> Medications are usually dosed on a weight basis (milligram per pound or milligram per kilogram). It is important that your veterinarian determine your pet's weight and calculates the correct dosage to achieve the desired effect from the medication. Your pet's current health condition may also alter the final dosage.
> There are several medications that should not be administered until your veterinarian determines that it is safe for your pet to be given them. For example, heartworm preventatives should not be administered to dogs with active heartworm infestations because it can lead to a fatal reaction. Therefore, it is important to consult you pet's veterinarian to determine what heartworm prevention program and timetable best suits your individual pet.
> Dog and cat owners should keep in mind that their cats are not small dogs, nor are their dogs large cats. Many medications that are administered to dogs are not safe for cats (they can be fatal), and the reverse is also true.
> Many medications need to be reconstituted or diluted specifically for your pet. Some medications must be kept in a controlled environment or refrigerated. The medications that are shipped to your veterinarian are properly packaged and delivered under controlled temperatures so you don't have to worry about receiving "spoiled" medicines that were exposed to temperature extremes, sunlight, moisture, etc..
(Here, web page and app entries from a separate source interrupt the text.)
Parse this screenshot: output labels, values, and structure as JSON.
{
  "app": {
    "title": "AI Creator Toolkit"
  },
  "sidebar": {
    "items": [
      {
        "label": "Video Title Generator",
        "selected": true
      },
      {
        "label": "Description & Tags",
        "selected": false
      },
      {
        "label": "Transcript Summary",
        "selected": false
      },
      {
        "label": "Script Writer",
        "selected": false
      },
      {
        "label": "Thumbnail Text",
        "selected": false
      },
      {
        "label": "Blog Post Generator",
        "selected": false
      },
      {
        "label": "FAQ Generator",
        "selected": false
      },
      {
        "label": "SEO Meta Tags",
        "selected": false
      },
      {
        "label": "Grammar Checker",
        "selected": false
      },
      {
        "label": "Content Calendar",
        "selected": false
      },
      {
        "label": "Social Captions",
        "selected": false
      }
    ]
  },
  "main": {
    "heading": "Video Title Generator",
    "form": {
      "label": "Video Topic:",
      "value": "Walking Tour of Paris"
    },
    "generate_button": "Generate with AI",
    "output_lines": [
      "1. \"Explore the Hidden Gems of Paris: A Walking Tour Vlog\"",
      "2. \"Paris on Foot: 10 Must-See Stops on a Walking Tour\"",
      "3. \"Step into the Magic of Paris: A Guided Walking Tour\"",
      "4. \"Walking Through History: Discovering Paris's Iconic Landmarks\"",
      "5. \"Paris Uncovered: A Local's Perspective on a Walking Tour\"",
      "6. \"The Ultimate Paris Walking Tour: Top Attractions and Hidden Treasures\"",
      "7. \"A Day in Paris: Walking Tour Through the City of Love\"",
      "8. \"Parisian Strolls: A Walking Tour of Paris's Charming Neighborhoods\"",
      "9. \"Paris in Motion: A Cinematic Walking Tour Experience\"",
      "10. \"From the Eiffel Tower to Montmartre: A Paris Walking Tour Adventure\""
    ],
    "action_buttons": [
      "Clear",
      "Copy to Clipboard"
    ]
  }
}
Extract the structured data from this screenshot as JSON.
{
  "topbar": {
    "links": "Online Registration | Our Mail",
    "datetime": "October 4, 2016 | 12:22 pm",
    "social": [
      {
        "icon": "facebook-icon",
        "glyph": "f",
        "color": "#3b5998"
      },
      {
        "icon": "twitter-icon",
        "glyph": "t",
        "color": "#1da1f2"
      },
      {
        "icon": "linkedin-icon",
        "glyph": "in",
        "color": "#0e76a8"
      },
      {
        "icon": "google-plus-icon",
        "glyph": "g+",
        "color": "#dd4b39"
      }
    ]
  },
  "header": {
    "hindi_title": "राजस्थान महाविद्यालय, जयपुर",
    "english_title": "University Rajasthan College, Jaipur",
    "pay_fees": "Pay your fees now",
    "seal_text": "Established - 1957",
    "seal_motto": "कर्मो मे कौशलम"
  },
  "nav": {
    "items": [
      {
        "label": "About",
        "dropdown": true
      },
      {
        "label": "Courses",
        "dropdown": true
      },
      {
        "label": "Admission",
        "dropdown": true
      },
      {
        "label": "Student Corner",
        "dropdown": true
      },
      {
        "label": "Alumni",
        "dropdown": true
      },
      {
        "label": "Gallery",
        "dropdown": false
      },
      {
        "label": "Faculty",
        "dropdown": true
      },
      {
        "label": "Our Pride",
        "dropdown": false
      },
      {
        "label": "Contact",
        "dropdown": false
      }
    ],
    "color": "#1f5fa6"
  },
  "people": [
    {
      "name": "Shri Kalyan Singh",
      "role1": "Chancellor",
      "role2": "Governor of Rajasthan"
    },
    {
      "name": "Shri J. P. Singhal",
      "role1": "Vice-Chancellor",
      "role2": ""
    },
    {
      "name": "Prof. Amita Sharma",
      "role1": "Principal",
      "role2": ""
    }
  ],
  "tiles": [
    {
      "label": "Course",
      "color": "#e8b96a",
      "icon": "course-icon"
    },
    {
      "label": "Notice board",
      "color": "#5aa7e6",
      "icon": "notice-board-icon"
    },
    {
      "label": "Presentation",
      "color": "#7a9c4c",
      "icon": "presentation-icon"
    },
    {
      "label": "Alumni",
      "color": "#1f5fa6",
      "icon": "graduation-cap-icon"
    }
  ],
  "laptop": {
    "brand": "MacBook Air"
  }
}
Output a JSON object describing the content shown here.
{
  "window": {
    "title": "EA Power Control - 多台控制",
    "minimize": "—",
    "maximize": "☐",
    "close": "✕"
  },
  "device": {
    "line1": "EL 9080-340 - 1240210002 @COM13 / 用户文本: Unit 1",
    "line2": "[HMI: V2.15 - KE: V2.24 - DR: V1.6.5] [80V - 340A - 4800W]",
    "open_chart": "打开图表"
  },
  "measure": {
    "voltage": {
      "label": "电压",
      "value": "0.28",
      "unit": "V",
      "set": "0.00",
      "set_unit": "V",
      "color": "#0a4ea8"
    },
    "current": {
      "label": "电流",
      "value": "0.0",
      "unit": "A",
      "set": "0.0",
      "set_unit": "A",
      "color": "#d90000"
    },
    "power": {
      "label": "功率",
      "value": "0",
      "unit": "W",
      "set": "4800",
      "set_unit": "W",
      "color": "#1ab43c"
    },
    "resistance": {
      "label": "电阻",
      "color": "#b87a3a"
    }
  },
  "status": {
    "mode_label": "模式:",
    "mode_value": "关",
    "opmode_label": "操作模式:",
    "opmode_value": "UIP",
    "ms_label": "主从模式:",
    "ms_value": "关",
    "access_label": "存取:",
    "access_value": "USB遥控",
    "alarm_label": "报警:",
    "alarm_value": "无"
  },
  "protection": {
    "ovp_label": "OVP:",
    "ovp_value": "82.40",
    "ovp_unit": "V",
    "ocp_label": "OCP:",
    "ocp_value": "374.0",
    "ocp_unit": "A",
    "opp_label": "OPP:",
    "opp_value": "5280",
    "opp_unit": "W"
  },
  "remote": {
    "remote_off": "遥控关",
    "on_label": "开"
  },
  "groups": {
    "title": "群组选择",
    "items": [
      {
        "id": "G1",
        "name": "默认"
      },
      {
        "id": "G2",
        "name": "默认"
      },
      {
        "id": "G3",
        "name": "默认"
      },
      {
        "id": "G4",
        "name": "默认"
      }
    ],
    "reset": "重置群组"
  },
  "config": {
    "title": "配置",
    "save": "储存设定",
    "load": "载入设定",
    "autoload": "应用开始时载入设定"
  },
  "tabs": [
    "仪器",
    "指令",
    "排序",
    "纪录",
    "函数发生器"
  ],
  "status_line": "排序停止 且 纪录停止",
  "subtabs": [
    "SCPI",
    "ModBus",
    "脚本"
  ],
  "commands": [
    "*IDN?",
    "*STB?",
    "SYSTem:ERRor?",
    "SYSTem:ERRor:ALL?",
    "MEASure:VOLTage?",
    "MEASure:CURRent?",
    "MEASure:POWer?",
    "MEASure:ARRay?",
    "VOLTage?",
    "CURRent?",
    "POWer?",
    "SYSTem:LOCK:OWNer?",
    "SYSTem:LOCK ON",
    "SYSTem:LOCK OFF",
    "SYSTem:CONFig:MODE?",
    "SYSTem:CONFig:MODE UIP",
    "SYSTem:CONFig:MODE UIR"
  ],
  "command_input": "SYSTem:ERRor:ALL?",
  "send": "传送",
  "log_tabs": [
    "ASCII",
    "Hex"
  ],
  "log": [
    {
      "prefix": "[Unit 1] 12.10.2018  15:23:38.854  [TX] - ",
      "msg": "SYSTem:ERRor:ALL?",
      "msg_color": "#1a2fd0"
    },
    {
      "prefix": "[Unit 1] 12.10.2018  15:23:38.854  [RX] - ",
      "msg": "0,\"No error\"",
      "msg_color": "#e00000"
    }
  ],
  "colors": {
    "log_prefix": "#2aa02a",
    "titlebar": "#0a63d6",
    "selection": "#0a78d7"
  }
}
> Each animal is a different and unique individual. Some breeds and species have special needs or sensitivities that your veterinarian is aware of and she can select the product best suited to your pet.
> Some medications require follow-up monitoring for adverse reactions or dosage adjustments. If an adverse reaction does occur, it is important to have established a veterinary-client-patient relationship to ensure that your pet receives appropriate medical attention on an emergency basis. An adjustment to the dosage may need to be made after lab tests and/or examinations are performed.
Your pet's health and well-being, as well as your satisfaction as an informed, valued pet owner, is your veterinarian's primary goal.
Keep in mind also that medicine prescribed and purchased at your veterinarian's office comes with the comfort of knowing that you and your pet are individuals and have distinct needs that can best be served by your veterinarian.